Can happiness be taught?
Nowadays, our conception of happiness has been altered radically. Limited in our houses, meeting our favorite people through a screen and not being able to find satisfaction in those little things we so took for granted before the pandemic, has led us to wonder: will we be able to feel genuine happiness that will last more than 15 minutes? Or are there any other ways to feel happy besides an Instagram story or a TikTok video?
The University of Bristol, UK, has the answer for us. It is possible and achievable to find happiness through just a course.
The inspiration came to the course leader and Professor of Development Psychology in Society, Bruce M. Hood, through his immense will to help students improve their deteriorated mental health, in 2018. Being alarmed, as he states, by his students’ mental health problems, which kept on developing, he felt the need to act. Coincidently, a former student of his, Laurie Santos, had also developed a similar course at Yale University, which gave him the boost he needed.
Therefore, the University of Bristol launched its “Science of Happiness” course for the first time in UK, and we have read the syllabus for you. Influenced by the Yale University program, the course offers a combination of theoretical and practical activities, weekly ‘Happiness Hub’ discussions, and journaling.
Some titles of the course include “Meditation”, “Understand how the brain distorts information that contributes to unhappiness” and “Overcoming our Biases”.

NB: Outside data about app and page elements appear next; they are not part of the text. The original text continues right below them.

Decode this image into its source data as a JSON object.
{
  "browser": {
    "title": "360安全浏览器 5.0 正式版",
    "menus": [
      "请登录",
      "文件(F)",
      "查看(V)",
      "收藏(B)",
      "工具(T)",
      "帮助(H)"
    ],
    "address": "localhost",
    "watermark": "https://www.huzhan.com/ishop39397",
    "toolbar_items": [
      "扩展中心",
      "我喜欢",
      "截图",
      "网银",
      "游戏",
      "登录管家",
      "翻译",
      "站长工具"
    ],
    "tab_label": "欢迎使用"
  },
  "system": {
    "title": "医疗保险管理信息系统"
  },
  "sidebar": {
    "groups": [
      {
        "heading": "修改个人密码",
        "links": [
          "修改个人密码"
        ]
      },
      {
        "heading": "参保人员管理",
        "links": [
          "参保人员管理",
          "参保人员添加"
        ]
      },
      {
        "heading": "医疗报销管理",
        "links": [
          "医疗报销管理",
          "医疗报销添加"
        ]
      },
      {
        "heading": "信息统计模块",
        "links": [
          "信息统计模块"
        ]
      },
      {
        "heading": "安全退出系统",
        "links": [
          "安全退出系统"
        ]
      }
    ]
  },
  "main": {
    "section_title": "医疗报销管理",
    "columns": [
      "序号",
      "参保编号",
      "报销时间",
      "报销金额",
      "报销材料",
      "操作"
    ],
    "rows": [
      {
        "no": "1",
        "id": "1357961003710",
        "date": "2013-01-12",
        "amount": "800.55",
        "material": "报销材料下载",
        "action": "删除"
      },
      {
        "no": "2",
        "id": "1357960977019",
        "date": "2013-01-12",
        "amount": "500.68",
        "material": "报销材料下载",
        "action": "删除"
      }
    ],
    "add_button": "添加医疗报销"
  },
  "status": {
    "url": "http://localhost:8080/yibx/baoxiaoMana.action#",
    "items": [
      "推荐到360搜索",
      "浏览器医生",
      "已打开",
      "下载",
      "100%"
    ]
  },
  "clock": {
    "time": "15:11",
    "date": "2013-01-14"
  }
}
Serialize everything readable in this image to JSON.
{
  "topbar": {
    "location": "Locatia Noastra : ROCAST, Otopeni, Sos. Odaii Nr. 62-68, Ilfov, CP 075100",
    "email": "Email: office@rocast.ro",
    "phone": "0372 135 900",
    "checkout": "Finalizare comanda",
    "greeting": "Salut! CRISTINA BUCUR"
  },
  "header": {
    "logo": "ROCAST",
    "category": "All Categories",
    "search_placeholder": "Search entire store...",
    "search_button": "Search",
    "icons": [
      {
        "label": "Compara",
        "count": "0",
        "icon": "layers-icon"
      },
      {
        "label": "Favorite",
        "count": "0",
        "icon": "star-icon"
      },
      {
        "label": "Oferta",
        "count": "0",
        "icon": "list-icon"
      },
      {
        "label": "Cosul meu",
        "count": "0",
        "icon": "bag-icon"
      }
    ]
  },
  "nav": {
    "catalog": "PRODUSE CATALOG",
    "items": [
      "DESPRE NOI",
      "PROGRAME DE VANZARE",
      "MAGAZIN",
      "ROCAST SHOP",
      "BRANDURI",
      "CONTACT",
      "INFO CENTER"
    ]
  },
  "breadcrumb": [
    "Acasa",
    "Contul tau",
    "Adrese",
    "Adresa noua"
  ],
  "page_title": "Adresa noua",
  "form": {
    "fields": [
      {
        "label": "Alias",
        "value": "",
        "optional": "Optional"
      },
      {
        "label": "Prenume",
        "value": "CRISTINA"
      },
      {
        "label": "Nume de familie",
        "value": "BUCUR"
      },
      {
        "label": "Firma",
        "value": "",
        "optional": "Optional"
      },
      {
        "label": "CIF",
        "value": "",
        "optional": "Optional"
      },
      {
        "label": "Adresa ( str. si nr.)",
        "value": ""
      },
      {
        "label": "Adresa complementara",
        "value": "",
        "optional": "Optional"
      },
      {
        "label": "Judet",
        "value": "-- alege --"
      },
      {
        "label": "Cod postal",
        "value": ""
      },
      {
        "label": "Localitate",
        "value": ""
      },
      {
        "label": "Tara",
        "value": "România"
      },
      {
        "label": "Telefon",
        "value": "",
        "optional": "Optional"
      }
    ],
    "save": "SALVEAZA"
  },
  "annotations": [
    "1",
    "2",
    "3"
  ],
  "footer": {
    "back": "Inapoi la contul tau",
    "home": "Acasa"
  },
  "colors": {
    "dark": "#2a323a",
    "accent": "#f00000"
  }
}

All of the above and many more, not only teach students the science behind feeling happy, but, as it appears to be the case since 2018, they make them happier! A report shows that students, after taking this class, apply what they learn on themselves and become happier and according to Yale University those lessons can be applied in every part of our lives.
Statistics show that especially students in higher education, even before the pandemic, suffer the most from depression and anxiety. The sudden change in their lives, entering a University? The uncertainty of what the future holds? The increasing responsibilities? You name it, it all creates those mental health issues. Hence, the University of Bristol, acknowledging the benefits psychoeducational courses have on students, encourages them to take part in them.
Oh, how we wish we could also take part in this invaluable module and learn all about altering our brains in to being happier!
Words by Vasiliki Roussou
Sources: coursera.org, bristol.ac.uk, dazeddigital.com